▶ [WORKING DATA]
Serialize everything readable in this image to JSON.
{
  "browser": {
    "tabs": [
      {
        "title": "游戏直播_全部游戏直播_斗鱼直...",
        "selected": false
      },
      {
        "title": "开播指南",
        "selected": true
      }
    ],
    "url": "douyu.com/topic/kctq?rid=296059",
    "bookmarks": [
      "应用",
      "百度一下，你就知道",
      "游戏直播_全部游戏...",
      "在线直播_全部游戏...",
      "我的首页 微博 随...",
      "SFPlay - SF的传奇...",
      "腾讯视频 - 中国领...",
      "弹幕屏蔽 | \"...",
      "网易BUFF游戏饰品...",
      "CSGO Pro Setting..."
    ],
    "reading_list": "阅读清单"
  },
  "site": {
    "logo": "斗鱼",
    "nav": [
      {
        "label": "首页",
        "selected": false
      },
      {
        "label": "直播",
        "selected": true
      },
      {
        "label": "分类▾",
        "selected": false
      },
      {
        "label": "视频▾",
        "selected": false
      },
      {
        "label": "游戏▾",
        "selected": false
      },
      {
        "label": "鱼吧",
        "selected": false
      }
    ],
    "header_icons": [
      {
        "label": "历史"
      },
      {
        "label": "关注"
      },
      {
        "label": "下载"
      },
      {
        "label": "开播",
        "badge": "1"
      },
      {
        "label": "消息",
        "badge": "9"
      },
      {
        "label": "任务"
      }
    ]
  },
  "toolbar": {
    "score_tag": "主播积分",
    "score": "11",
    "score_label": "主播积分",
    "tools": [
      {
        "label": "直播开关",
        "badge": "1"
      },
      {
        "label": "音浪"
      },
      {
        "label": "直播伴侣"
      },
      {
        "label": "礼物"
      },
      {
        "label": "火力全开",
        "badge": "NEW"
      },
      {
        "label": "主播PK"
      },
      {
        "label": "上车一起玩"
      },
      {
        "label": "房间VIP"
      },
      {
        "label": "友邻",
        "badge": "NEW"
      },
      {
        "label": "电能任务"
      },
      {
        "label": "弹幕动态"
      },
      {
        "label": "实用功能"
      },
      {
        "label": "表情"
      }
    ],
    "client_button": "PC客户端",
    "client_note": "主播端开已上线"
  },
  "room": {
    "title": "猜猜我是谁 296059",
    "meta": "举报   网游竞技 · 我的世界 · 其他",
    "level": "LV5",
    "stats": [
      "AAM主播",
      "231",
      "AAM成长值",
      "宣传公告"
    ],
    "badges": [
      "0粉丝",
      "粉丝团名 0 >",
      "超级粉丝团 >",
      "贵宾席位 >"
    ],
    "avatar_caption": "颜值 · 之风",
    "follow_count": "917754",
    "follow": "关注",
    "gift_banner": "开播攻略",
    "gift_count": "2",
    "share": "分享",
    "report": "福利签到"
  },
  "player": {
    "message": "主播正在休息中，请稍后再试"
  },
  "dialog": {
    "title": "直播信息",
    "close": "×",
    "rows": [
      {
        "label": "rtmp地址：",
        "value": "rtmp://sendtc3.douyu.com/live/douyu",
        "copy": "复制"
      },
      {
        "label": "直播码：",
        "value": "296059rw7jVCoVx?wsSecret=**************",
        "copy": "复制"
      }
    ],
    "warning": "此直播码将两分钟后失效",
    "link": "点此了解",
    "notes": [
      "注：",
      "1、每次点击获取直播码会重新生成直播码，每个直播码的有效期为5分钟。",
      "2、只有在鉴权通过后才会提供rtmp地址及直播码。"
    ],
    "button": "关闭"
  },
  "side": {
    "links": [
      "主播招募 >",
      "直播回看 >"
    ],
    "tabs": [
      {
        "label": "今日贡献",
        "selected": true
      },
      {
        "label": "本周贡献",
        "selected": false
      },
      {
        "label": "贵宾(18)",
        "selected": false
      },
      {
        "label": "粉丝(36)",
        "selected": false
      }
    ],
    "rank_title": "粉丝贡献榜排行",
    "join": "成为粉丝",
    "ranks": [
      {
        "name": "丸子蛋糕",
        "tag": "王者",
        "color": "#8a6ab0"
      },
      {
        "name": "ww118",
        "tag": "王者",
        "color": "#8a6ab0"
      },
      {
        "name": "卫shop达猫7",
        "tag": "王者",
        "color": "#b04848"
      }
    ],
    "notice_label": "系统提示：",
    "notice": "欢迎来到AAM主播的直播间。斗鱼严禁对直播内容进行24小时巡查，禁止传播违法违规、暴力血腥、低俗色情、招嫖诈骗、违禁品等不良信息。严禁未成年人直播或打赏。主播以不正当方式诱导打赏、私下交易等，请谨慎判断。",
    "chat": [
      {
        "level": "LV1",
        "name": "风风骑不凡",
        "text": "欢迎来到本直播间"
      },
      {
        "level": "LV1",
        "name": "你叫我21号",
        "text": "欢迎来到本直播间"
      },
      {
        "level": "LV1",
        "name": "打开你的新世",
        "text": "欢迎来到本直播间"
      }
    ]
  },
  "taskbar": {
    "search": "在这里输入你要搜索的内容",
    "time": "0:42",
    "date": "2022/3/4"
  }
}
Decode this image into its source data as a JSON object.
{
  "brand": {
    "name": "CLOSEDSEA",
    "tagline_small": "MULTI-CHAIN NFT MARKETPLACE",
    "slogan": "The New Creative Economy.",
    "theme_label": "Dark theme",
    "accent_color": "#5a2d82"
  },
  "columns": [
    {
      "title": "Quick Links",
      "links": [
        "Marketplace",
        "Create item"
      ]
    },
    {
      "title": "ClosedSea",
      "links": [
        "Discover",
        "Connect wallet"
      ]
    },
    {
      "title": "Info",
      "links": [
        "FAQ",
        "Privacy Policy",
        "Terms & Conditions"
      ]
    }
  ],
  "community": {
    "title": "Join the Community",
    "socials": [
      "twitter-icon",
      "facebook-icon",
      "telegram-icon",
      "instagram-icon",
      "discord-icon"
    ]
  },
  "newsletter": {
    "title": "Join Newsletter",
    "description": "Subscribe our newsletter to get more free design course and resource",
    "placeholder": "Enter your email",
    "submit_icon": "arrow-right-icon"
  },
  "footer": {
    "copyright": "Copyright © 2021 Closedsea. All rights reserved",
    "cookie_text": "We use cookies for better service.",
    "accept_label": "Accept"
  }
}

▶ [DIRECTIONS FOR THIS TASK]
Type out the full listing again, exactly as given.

▶ [PROBLEM SOLUTION]
Serialize everything readable in this image to JSON.
{
  "browser": {
    "tabs": [
      {
        "title": "游戏直播_全部游戏直播_斗鱼直...",
        "selected": false
      },
      {
        "title": "开播指南",
        "selected": true
      }
    ],
    "url": "douyu.com/topic/kctq?rid=296059",
    "bookmarks": [
      "应用",
      "百度一下，你就知道",
      "游戏直播_全部游戏...",
      "在线直播_全部游戏...",
      "我的首页 微博 随...",
      "SFPlay - SF的传奇...",
      "腾讯视频 - 中国领...",
      "弹幕屏蔽 | \"...",
      "网易BUFF游戏饰品...",
      "CSGO Pro Setting..."
    ],
    "reading_list": "阅读清单"
  },
  "site": {
    "logo": "斗鱼",
    "nav": [
      {
        "label": "首页",
        "selected": false
      },
      {
        "label": "直播",
        "selected": true
      },
      {
        "label": "分类▾",
        "selected": false
      },
      {
        "label": "视频▾",
        "selected": false
      },
      {
        "label": "游戏▾",
        "selected": false
      },
      {
        "label": "鱼吧",
        "selected": false
      }
    ],
    "header_icons": [
      {
        "label": "历史"
      },
      {
        "label": "关注"
      },
      {
        "label": "下载"
      },
      {
        "label": "开播",
        "badge": "1"
      },
      {
        "label": "消息",
        "badge": "9"
      },
      {
        "label": "任务"
      }
    ]
  },
  "toolbar": {
    "score_tag": "主播积分",
    "score": "11",
    "score_label": "主播积分",
    "tools": [
      {
        "label": "直播开关",
        "badge": "1"
      },
      {
        "label": "音浪"
      },
      {
        "label": "直播伴侣"
      },
      {
        "label": "礼物"
      },
      {
        "label": "火力全开",
        "badge": "NEW"
      },
      {
        "label": "主播PK"
      },
      {
        "label": "上车一起玩"
      },
      {
        "label": "房间VIP"
      },
      {
        "label": "友邻",
        "badge": "NEW"
      },
      {
        "label": "电能任务"
      },
      {
        "label": "弹幕动态"
      },
      {
        "label": "实用功能"
      },
      {
        "label": "表情"
      }
    ],
    "client_button": "PC客户端",
    "client_note": "主播端开已上线"
  },
  "room": {
    "title": "猜猜我是谁 296059",
    "meta": "举报   网游竞技 · 我的世界 · 其他",
    "level": "LV5",
    "stats": [
      "AAM主播",
      "231",
      "AAM成长值",
      "宣传公告"
    ],
    "badges": [
      "0粉丝",
      "粉丝团名 0 >",
      "超级粉丝团 >",
      "贵宾席位 >"
    ],
    "avatar_caption": "颜值 · 之风",
    "follow_count": "917754",
    "follow": "关注",
    "gift_banner": "开播攻略",
    "gift_count": "2",
    "share": "分享",
    "report": "福利签到"
  },
  "player": {
    "message": "主播正在休息中，请稍后再试"
  },
  "dialog": {
    "title": "直播信息",
    "close": "×",
    "rows": [
      {
        "label": "rtmp地址：",
        "value": "rtmp://sendtc3.douyu.com/live/douyu",
        "copy": "复制"
      },
      {
        "label": "直播码：",
        "value": "296059rw7jVCoVx?wsSecret=**************",
        "copy": "复制"
      }
    ],
    "warning": "此直播码将两分钟后失效",
    "link": "点此了解",
    "notes": [
      "注：",
      "1、每次点击获取直播码会重新生成直播码，每个直播码的有效期为5分钟。",
      "2、只有在鉴权通过后才会提供rtmp地址及直播码。"
    ],
    "button": "关闭"
  },
  "side": {
    "links": [
      "主播招募 >",
      "直播回看 >"
    ],
    "tabs": [
      {
        "label": "今日贡献",
        "selected": true
      },
      {
        "label": "本周贡献",
        "selected": false
      },
      {
        "label": "贵宾(18)",
        "selected": false
      },
      {
        "label": "粉丝(36)",
        "selected": false
      }
    ],
    "rank_title": "粉丝贡献榜排行",
    "join": "成为粉丝",
    "ranks": [
      {
        "name": "丸子蛋糕",
        "tag": "王者",
        "color": "#8a6ab0"
      },
      {
        "name": "ww118",
        "tag": "王者",
        "color": "#8a6ab0"
      },
      {
        "name": "卫shop达猫7",
        "tag": "王者",
        "color": "#b04848"
      }
    ],
    "notice_label": "系统提示：",
    "notice": "欢迎来到AAM主播的直播间。斗鱼严禁对直播内容进行24小时巡查，禁止传播违法违规、暴力血腥、低俗色情、招嫖诈骗、违禁品等不良信息。严禁未成年人直播或打赏。主播以不正当方式诱导打赏、私下交易等，请谨慎判断。",
    "chat": [
      {
        "level": "LV1",
        "name": "风风骑不凡",
        "text": "欢迎来到本直播间"
      },
      {
        "level": "LV1",
        "name": "你叫我21号",
        "text": "欢迎来到本直播间"
      },
      {
        "level": "LV1",
        "name": "打开你的新世",
        "text": "欢迎来到本直播间"
      }
    ]
  },
  "taskbar": {
    "search": "在这里输入你要搜索的内容",
    "time": "0:42",
    "date": "2022/3/4"
  }
}
Decode this image into its source data as a JSON object.
{
  "brand": {
    "name": "CLOSEDSEA",
    "tagline_small": "MULTI-CHAIN NFT MARKETPLACE",
    "slogan": "The New Creative Economy.",
    "theme_label": "Dark theme",
    "accent_color": "#5a2d82"
  },
  "columns": [
    {
      "title": "Quick Links",
      "links": [
        "Marketplace",
        "Create item"
      ]
    },
    {
      "title": "ClosedSea",
      "links": [
        "Discover",
        "Connect wallet"
      ]
    },
    {
      "title": "Info",
      "links": [
        "FAQ",
        "Privacy Policy",
        "Terms & Conditions"
      ]
    }
  ],
  "community": {
    "title": "Join the Community",
    "socials": [
      "twitter-icon",
      "facebook-icon",
      "telegram-icon",
      "instagram-icon",
      "discord-icon"
    ]
  },
  "newsletter": {
    "title": "Join Newsletter",
    "description": "Subscribe our newsletter to get more free design course and resource",
    "placeholder": "Enter your email",
    "submit_icon": "arrow-right-icon"
  },
  "footer": {
    "copyright": "Copyright © 2021 Closedsea. All rights reserved",
    "cookie_text": "We use cookies for better service.",
    "accept_label": "Accept"
  }
}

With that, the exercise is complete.